By Matthew Doeing
This past weekend, a group of Lay Centre residents made their way to the Great Mosque of Rome, located just north of the city centre, to learn more about European Islamic thought and practice. The mosque is largest in Europe and home to the Italian Islamic Cultural Centre.
A local member of the mosque served as a guide and told Lay Centre residents that the Great Mosque’s overall design took inspiration from the architecture of other notable mosques in Europe. He said the structure was meant to conjure up imagery of a life-giving oasis. The palm tree-like colonnades and the central eight-pointed star fountain evoked a paradisiacal setting.
The interior was even more resplendent. Ample natural light cascaded through the windows at the top of the large domed ceiling, illuminating intricately designed tiles and Quranic verses in Arabic script that ran the length of the interior walls.
One such verse was placed above the mihrab, a small alcove at the front of the prayer space that denotes the direction of Mecca. It reads as follows: “Though all they were ordered to do was worship God alone, sincerely devoting their religion to Him as people of true faith, keep up the prayer, and pay the prescribed alms, for that is the true religion.”

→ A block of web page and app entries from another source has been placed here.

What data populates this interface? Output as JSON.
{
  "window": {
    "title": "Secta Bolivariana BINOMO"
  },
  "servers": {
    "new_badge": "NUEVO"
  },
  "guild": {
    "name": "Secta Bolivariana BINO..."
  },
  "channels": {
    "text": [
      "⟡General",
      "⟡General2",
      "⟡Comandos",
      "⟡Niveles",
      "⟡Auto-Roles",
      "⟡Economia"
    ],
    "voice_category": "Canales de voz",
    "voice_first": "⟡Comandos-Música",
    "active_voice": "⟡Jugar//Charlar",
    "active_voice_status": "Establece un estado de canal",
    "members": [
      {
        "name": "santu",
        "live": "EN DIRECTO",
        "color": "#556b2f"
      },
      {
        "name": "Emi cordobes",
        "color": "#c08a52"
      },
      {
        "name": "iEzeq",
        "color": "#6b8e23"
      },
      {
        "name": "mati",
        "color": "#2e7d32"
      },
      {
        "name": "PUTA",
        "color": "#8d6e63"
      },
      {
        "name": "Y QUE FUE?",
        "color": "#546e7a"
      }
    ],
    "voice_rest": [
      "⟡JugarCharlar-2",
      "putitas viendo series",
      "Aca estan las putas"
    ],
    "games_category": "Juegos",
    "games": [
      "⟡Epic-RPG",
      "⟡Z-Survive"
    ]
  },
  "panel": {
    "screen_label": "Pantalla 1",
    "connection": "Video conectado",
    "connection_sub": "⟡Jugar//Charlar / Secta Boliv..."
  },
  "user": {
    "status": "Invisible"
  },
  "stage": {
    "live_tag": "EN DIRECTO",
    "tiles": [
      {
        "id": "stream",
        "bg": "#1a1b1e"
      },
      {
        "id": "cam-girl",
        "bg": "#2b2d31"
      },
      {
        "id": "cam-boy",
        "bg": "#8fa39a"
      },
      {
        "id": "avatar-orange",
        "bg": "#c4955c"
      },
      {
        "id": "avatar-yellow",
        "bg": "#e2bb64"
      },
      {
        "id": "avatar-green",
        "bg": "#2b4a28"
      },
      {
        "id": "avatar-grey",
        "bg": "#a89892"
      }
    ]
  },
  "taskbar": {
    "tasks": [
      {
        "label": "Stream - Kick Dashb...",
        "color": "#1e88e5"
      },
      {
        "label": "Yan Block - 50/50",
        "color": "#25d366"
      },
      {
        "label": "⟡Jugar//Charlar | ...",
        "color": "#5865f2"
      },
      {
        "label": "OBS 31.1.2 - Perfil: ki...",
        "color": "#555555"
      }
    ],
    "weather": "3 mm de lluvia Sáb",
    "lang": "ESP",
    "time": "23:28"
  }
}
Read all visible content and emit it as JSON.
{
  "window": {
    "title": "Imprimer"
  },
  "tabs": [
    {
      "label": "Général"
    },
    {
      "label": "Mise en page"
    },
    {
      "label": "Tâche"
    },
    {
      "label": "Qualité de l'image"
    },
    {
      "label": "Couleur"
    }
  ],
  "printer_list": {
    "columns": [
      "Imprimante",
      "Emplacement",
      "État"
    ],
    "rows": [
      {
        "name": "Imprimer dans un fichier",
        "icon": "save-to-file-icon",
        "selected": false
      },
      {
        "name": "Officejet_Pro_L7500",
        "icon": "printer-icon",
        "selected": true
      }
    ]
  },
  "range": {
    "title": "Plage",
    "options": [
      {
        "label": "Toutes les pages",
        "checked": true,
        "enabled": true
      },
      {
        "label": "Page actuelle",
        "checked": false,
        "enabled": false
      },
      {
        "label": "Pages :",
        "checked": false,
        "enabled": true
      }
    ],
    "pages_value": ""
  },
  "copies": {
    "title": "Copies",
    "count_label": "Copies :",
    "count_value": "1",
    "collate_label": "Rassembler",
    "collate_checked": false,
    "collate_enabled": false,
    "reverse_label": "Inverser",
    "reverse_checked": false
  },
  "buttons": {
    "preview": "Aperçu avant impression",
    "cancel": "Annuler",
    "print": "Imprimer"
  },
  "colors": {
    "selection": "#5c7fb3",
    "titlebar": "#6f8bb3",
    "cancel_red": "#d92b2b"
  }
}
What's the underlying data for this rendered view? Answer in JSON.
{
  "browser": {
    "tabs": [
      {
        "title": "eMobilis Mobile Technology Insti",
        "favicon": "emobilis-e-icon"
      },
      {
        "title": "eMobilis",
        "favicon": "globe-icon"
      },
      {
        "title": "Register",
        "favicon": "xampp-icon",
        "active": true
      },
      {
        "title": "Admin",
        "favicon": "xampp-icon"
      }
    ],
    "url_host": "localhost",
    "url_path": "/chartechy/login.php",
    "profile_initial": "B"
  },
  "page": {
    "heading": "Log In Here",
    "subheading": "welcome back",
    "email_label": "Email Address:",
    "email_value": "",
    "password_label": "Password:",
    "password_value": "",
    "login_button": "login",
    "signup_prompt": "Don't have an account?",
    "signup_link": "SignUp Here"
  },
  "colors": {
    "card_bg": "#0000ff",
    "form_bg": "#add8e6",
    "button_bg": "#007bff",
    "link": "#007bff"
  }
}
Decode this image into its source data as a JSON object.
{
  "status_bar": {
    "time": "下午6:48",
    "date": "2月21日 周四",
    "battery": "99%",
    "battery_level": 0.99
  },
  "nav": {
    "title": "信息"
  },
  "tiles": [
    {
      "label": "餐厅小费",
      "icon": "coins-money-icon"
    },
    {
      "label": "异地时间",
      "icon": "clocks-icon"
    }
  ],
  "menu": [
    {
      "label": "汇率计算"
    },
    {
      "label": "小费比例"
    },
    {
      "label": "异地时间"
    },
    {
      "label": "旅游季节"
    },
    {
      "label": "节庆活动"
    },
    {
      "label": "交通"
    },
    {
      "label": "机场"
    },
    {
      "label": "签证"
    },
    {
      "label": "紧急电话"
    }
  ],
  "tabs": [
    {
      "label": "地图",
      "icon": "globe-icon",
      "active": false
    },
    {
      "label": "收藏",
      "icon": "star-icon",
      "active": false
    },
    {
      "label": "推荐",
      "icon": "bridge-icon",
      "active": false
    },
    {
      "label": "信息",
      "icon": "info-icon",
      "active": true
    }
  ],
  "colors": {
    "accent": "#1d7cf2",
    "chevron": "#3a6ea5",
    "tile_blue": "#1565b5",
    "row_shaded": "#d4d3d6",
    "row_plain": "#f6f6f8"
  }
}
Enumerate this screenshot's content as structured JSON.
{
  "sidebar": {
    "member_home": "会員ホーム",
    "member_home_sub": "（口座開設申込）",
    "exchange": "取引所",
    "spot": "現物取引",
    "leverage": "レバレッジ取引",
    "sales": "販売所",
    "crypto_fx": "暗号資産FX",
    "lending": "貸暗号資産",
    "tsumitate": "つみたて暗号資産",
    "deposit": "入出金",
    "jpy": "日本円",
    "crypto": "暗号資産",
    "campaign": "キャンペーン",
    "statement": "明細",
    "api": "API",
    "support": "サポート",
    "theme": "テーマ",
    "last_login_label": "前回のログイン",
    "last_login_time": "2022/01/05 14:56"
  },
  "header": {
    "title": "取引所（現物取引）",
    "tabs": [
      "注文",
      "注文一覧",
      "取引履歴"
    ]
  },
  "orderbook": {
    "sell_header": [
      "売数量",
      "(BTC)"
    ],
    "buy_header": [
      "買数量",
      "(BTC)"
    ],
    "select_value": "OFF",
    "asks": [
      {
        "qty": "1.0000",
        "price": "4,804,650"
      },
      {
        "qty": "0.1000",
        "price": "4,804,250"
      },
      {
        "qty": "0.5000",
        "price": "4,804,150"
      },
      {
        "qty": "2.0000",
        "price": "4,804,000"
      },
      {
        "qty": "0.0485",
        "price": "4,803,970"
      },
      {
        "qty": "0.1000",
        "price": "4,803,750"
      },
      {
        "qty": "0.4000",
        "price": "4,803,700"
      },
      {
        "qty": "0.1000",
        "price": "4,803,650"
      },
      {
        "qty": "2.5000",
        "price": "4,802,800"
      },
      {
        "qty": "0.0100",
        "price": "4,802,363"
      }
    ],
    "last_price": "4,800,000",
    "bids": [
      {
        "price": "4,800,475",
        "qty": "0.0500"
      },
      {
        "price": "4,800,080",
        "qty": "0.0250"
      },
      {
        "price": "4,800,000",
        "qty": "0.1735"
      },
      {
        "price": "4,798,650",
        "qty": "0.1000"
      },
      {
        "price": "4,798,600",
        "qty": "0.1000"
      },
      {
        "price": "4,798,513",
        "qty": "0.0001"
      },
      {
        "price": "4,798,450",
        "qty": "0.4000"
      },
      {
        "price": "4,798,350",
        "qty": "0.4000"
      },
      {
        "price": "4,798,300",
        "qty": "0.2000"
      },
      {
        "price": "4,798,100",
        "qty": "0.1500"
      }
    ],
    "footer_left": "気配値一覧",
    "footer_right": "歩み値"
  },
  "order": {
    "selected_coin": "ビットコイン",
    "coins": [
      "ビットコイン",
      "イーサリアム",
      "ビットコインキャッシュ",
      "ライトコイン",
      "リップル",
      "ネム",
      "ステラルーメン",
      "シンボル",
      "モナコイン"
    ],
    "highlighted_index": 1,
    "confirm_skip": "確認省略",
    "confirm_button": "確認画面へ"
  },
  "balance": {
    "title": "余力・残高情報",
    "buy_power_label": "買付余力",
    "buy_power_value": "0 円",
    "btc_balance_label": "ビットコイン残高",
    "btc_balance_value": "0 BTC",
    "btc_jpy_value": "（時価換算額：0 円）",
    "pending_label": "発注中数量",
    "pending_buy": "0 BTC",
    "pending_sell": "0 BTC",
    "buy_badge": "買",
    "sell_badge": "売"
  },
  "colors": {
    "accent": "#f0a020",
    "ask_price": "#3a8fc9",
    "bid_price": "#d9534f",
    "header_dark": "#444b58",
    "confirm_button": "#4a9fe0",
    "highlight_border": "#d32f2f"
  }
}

Our trip also provided an opportunity for our multi-faith group to discuss and ask questions that everyday circumstances do not always allow.
Coincidentally, Pope Francis made it a point to promote peaceful relationships and dialogue between Muslims and Christians during his recent apostolic journey to Africa. Addressing an interfaith gathering in Nairobi, Kenya, he said:
“Ecumenical and interreligious dialogue is not a luxury. It is not something extra or optional, but essential, something which our world, wounded by conflict and division, increasingly needs. … In democratic and pluralistic societies like Kenya, cooperation between religious leaders and communities becomes an important service to the common good. In this light, and in an increasingly interdependent world, we see ever more clearly the need for interreligious understanding, friendship and collaboration in defending the God-given dignity of individuals and peoples, and their right to live in freedom and happiness.”
Pope Francis also traveled to a mosque Bangui, Central African Republic, where he met with Chief Imam Tidiani Moussa Naibi. Addressing communities that have experienced much violence along religious fault-lines, the pope pointed out that “Christians and Muslims are brothers and sisters” while Imam Naibi gave his thanks and commented that the pope’s visit was a “symbol, which we could all understand.”
The Lay Centre gives us the opportunity to learn from one another at the interpersonal level. Meanwhile, in our extended communities or workplaces, how can we go about having a “dialogue” with others? What more can I do to learn from, work with and provide for others?
(Photos by Elyse Brazel and Scott Alexander)